“This statement shows how we will introduce ‘votes for life’, scrapping the 15-year rule. British citizens who move abroad remain a part of our democracy and it is important they have the ability to participate. Following the British people’s decision to leave the EU, we now need to strengthen ties with countries around the world and show the UK is an outward-facing nation. Our expat community has an important role to play in helping Britain expand international trade, especially given two-thirds of expats live outside the EU.

“Expats retain strong links with the United Kingdom: they may have family here, and indeed they may plan to return here in the future. Modern technology and cheaper air travel has transformed the ability of expats to keep in touch with their home country.”

This proposed policy is the latest in a series of measures to make it easier for overseas voters to take part in British democracy. During the last Parliament, the government introduced online voter registration, making it quick, easy and secure to register anywhere in the world. The government also took steps to extend the electoral timetable for postal ballots to be issued earlier to ensure that as many electors as possible can participate in their democracy.

Read the policy statement on ‘A democracy that works for everyone: British citizens overseas’.

5 COMMENTS

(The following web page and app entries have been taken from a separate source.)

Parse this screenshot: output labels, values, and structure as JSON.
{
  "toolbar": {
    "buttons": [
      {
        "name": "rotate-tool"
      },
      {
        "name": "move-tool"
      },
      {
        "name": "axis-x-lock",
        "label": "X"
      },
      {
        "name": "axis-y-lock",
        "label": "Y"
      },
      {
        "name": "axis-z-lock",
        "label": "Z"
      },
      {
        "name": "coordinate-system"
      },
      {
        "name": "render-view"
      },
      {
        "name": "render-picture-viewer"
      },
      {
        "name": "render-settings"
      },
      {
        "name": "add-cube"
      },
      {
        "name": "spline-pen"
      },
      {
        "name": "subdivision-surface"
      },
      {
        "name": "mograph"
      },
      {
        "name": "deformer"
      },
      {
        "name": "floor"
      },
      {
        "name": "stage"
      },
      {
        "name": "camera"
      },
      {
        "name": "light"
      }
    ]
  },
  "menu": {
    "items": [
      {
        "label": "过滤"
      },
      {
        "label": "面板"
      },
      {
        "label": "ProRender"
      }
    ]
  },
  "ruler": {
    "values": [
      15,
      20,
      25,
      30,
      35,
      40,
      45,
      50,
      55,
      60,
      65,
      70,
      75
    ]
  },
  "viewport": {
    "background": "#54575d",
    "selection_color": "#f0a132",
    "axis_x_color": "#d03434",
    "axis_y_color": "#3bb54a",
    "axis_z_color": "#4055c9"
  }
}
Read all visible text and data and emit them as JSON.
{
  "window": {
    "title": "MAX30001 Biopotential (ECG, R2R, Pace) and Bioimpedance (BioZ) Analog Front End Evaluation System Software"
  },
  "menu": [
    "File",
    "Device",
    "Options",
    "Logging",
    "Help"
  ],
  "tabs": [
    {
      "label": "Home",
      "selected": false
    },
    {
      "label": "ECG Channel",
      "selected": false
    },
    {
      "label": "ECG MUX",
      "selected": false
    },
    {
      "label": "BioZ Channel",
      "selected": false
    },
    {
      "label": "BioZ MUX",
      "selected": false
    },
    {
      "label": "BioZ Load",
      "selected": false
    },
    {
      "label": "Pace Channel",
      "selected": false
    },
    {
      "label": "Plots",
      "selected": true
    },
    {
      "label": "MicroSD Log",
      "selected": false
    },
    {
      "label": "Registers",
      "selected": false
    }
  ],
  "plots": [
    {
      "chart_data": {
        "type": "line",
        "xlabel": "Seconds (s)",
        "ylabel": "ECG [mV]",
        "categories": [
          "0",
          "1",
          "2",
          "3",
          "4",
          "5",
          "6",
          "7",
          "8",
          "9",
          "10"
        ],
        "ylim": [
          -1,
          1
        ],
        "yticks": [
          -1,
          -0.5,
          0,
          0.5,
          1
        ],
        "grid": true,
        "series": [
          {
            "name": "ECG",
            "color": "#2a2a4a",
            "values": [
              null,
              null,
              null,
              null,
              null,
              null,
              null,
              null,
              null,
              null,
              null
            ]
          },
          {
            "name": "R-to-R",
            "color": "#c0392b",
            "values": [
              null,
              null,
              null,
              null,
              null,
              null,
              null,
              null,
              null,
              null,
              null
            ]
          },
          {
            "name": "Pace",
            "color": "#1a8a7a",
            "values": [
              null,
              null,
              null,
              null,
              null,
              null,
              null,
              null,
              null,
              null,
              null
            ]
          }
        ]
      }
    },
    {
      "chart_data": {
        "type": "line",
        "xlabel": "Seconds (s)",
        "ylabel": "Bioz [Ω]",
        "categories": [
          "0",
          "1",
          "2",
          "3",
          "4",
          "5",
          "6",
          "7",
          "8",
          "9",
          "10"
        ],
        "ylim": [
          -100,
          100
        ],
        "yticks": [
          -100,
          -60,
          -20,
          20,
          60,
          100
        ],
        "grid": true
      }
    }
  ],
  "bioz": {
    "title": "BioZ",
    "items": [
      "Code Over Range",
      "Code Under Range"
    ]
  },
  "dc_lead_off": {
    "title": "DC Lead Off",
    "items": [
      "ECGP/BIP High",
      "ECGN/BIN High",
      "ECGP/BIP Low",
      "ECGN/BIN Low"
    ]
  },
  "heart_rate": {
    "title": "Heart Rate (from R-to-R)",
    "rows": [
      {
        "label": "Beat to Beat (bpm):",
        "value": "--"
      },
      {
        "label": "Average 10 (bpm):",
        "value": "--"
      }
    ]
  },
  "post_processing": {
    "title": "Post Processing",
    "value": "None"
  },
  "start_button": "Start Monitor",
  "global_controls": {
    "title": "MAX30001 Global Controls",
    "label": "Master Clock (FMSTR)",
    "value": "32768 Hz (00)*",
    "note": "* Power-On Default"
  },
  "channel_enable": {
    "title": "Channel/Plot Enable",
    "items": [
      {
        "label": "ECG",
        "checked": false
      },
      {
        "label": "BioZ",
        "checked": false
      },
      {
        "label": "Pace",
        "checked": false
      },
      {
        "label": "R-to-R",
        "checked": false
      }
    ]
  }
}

  1. Wow! An important step forward. However, “The franchise for referendums will continue to be set by Parliament on a case-by-case basis” says the Cabinet Office document.

    In other words we British expats will be able to vote in general elections, but not necessarily in a future referendum. Hmm.

    Also, at first glance I don’t see any provision for elections to the Scottish parliament, the 
    Welsh assembly, or the NI parliament. As a native Scot who was not allowed to vote in the last Scottish election but who was allowed to vote in the Westminster parliament election I would say this is an obvious inconsistency. It is still only partial democracy – not full democracy.

  2. Too little too late for those who were disenfranchised for the referendum in June.
    What we need from the government is to know our status due to Brexit. We are the people it will affect most and we are in limbo regarding residency, health care etc.

  3. They should make this retroactive. Backdate it and call on all the disenfranchised expats to vote in the EuroRef. Oh, and check their récords to ensure all registered postal voters’ papers were received, because I’ve heard the postage paid frank was insufficient. Then, based upon the full result, they can say that ‘the British people have spoken’ and act accordingly.
    If they don’t do this, we’ll know for certain they deliberately postponed the ‘votes for life’ until after the in/out referendum.

  4. This is badly and only partly thought out. It still doesn’t propose to re-enfranchise all UK citizens living abroad for over 15 years – it leaves out those who have never lived in the UK. Also the checks proposed are all about checking that one was once upon a time registered to vote in the UK. I think though that it leaves out those who have never been able to register in a UK constituency because they may have been born abroad and lived abroad until they were over 18 years old. Also, why all this emphasis on where one may have been registered before – fine for those who were, but why not give a choice of where to register to ALL other UK citizens, based on birth, adoption, naturalisation etc papers and passports for this who have them?
    This is NOT votes for all UK citizens!!

LEAVE A COMMENT

Please enter your comment!
Please enter your name here